Already a Bloomberg.com user?
Sign in with the same account.
This week China told the world that it’s committed to helping Europe solve its debt crisis. Like a lot of official Chinese statements, what that means is open to interpretation. Financial markets chose to read the news as a sign of future financial commitment. The euro on Wednesday strengthened 0.3 percent, to $1.31, and Chinese stocks rose to a two-month high.The euro subsequently slid to $1.29 on Thursday morning before rising above $1.30 again.
Yet China hasn’t offered details about the size or even the nature of its new commitment. On Tuesday, Chinese Premier Wen Jiabao said China’s support for Europe is “sincere and firm.” A nice sentiment, but by no means a hard pledge to start buying up euros. “There’s still no money on the table,” says Steven Dunaway, an adjunct senior fellow at the Council on Foreign Relations and an expert on international economics and China. “The markets are being too optimistic here. This is by no means a solution to Europe’s problems.”
The only thing that can be taken as a sure thing from the recent statements is that China doesn’t plan to sell its euro holdings. “China will always adhere to the principle of holding assets of EU sovereign debt,” People’s Bank of China Governor Zhou Xiaochuan said in Beijing on Wednesday. That alone might’ve been enough for markets to breath a sigh of relief. “Perhaps the market was building in a significant risk that China was gonna dump its euro holdings,” says Derek Scissors, an Asia economist at the Heritage Foundation. “But by no means is this an indication that the Chinese are going to surge into euros.”
China has a significant interest in keeping the euro alive. Europe is the biggest market for Chinese goods, and without the euro as a stable currency, China would have little choice but to increase its holdings of dollar-backed assets, something it has been trying to diversify away from.
The best case scenario for Europe would be for China to buy up risky Italian, Spanish, and Portuguese debt. But that’s not likely, given China’s longtime aversion to risk. “China does not want direct exposure to Southern Europe,” says Desmond Lachman, a resident fellow at the American Enterprise Institute and a former deputy director of the International Monetary Fund. “The bottom line is that China will look after its own interests.

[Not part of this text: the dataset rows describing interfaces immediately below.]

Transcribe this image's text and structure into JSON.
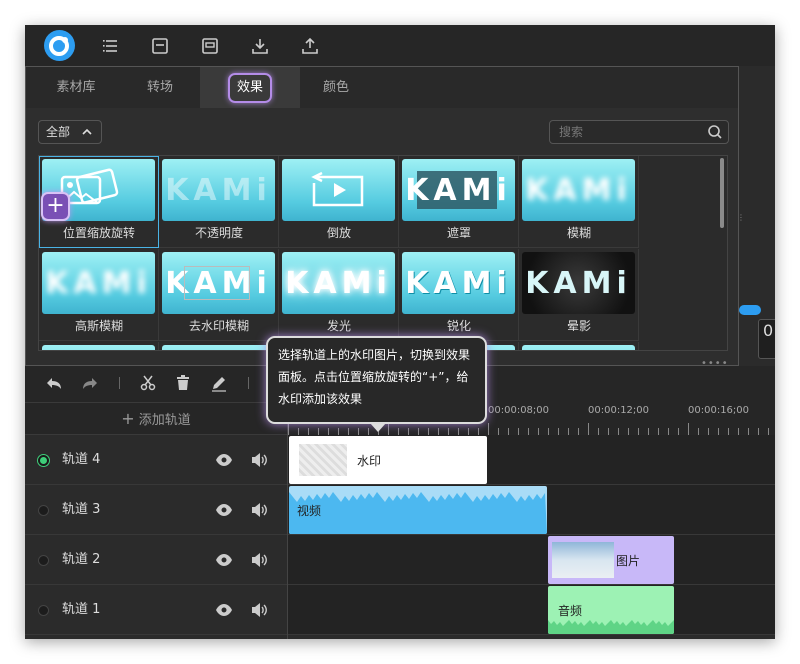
{
  "tabs": [
    "素材库",
    "转场",
    "效果",
    "颜色"
  ],
  "active_tab": "效果",
  "filter": {
    "label": "全部"
  },
  "search": {
    "placeholder": "搜索"
  },
  "effects": [
    {
      "label": "位置缩放旋转",
      "thumb": "picture"
    },
    {
      "label": "不透明度",
      "thumb": "kami-fade"
    },
    {
      "label": "倒放",
      "thumb": "reverse"
    },
    {
      "label": "遮罩",
      "thumb": "kami-mask"
    },
    {
      "label": "模糊",
      "thumb": "kami-blur"
    },
    {
      "label": "高斯模糊",
      "thumb": "kami-blur"
    },
    {
      "label": "去水印模糊",
      "thumb": "kami-watermark"
    },
    {
      "label": "发光",
      "thumb": "kami-glow"
    },
    {
      "label": "锐化",
      "thumb": "kami-sharp"
    },
    {
      "label": "晕影",
      "thumb": "kami-vignette"
    }
  ],
  "thumb_text": "KAMi",
  "toolbar_actions": [
    "undo-icon",
    "redo-icon",
    "cut-icon",
    "delete-icon",
    "edit-icon"
  ],
  "add_track_label": "添加轨道",
  "timecodes": [
    "00:00:08;00",
    "00:00:12;00",
    "00:00:16;00"
  ],
  "tracks": [
    {
      "name": "轨道 4",
      "active": true,
      "clip": {
        "label": "水印",
        "type": "watermark"
      }
    },
    {
      "name": "轨道 3",
      "active": false,
      "clip": {
        "label": "视频",
        "type": "video"
      }
    },
    {
      "name": "轨道 2",
      "active": false,
      "clip": {
        "label": "图片",
        "type": "image"
      }
    },
    {
      "name": "轨道 1",
      "active": false,
      "clip": {
        "label": "音频",
        "type": "audio"
      }
    }
  ],
  "tooltip": "选择轨道上的水印图片，切换到效果面板。点击位置缩放旋转的“+”，给水印添加该效果",
  "side_value": "0",
  "colors": {
    "accent": "#2d9df1",
    "highlight": "#b48ce8",
    "video_clip": "#4cb8f0",
    "image_clip": "#c8b8f8",
    "audio_clip": "#9df2b4",
    "active_dot": "#3ecf7a"
  }
}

They do not want to be the dumb money at the table.”
A much safer move would be for China to contribute to Europe’s bailout funds, the European Financial Stability Facility, and its permanent successor, the European Stability Mechanism. Earlier this month, during a meeting with German Chancellor Angela Merkel in Beijing, Wen raised that possibility. Securities issued by the AAA-rated EFSF are backed by guarantees from the euro area’s 17 member states and would carry a small return if China were to invest in them.
Most China experts, however, believe that China will ultimately funnel its investment through the IMF, which is still regarded as the safest option. The IMF is backed by the commitments of its 187 member countries and has a much longer track record than the EFSF, which was created in 2010. “In so far as China supports the euro, it will do so in a way that fully protects its investments,” says Kenneth Lieberthal, director of the Brookings Institution’s China Center. “Parking their money at the IMF insures them against losses and provides them a nice risk buffer.” Investing in the IMF would likely carry a lower return for China than investing in the EFSF.
However China decides to support Europe, it’ll most likely want something in return: a bigger voice at the IMF or certain guarantees on its investment. “Who knows, they could push Europe to give them early recognition of market economy status,” says Scissors. China is slated to be given market economy status by the World Trade Organization in 2016, assuming its currency is fully convertible by then, which means the state would have to give up its tight capital account controls. Were China considered a market economy, it would be tougher for countries to impose dumping surcharges on Chinese exports. Last September, Wen floated the idea that China would like the EU to beat the WTO to the punch by conferring market economy status sooner rather than later.
In the end, whatever support China does give Europe, it’s not likely to be a game-changer. Europe will ultimately have to solve its debt crisis itself. But there is a sense that the Chinese are relishing their new-found position of power. “There’s no question that China, more so than the U.S., has an interest in not seeing Europe blow up,” says Lachman. “But to a degree they appear to like having the Europeans come begging them for money. It makes the point that China is on the way up and Europe is on the decline.”